Asee peer logo

Instrumentation Of Astm Tools

Download Paper |


1997 Annual Conference


Milwaukee, Wisconsin

Publication Date

June 15, 1997

Start Date

June 15, 1997

End Date

June 18, 1997



Page Count


Page Numbers

2.240.1 - 2.240.5



Permanent URL

Download Count


Request a correction

Paper Authors

author page

Eric W. Tisdale

Download Paper |

NOTE: The first page of text has been automatically extracted and included below in lieu of an abstract

Session 1663

Instrumentation of ASTM Tools

Eric Tisdale Ball State University

Abstract This paper will focus on a laboratory experience using a chip level pressure sensor that will be presented as both a force gauge and a level meter. The goal is to present sensors to the students with enough information to allow them to see how sensors can be adapted to collect different data parameters

Background Laboratory experiments often seem disconnected from the “real world”. Examples of instrumentation used in commercial enterprise are used to stimulate conversation and confidence that the material presented is current. Programmable controllers, CNC simulators, computer interface boards, relays, operational amplifiers, and chip level sensors are components that are used in laboratory experiments to show students both how the systems may be interfaced and to allow them to create the interface. Sensors cover a broad range of measurement needs and can be used for many types of data collection. They are application specific so must be used in multiple experiences to show diversity and how the same device can be structured to take different measurements.

This laboratory experiment will use the Motorola MPX5010D pressure sensor to measure water level. The class project will include building a PID controller to regulate the level of a water tank. The 5010 will be the level measurement device. Preparation for this experiment requires that sensors be discussed and during that discussion the 5010 will be presented as it was used in a medical research application.
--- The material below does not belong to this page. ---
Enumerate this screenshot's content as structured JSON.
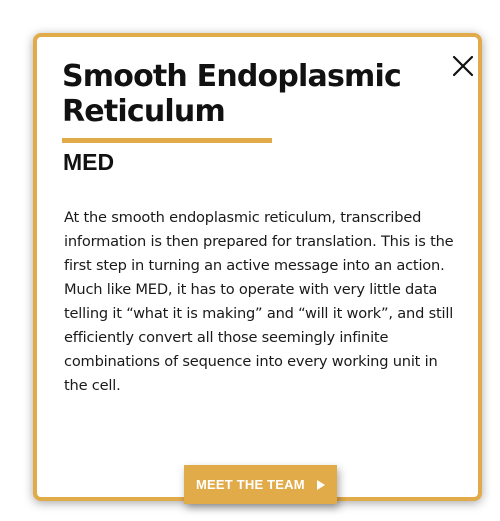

During the case history discussion the student is to consider how to collect the desired information. History of the project will assist the student in understanding how the final device was conceived. A discussion of the problems that were solved and those that were not are given to broaden the scope of the sensor experience.

The Application and Case History A technique called ASTM (Augmented Soft Tissue Mobilization) has been developed and is under study at Ball Memorial Hospital(1). It has been known that mobilization (rubbing tissue in the direction of the muscle or across the muscle) of soft tissue can stimulate the body’s normal healing response(2). Such problems as chronic tendinitis, carpal tunnel syndrome, and adhesions within the soft tissue can be broken down and restored to full function. The populace has always known that if it hurts, you rub it. Massage therapists have use these techniques for years to make their patients feel better. Physical therapists attempt to assist the body in the healing process. Sometimes the body is so damaged that there is nothing that can be done to assist the patient while still outside the skin. In these cases, surgery may be indicated. The purpose of the ASTM technique is to reduce the requirement for surgery and to return patents to the work force(3).

Tisdale, E. W. (1997, June), Instrumentation Of Astm Tools Paper presented at 1997 Annual Conference, Milwaukee, Wisconsin. 10.18260/1-2--6623

ASEE holds the copyright on this document. It may be read by the public free of charge. Authors may archive their work on personal websites or in institutional repositories with the following citation: © 1997 American Society for Engineering Education. Other scholars may excerpt or quote from these materials with the same citation. When excerpting or quoting from Conference Proceedings, authors should, in addition to noting the ASEE copyright, list all the original authors and their institutions and name the host city of the conference. - Last updated April 1, 2015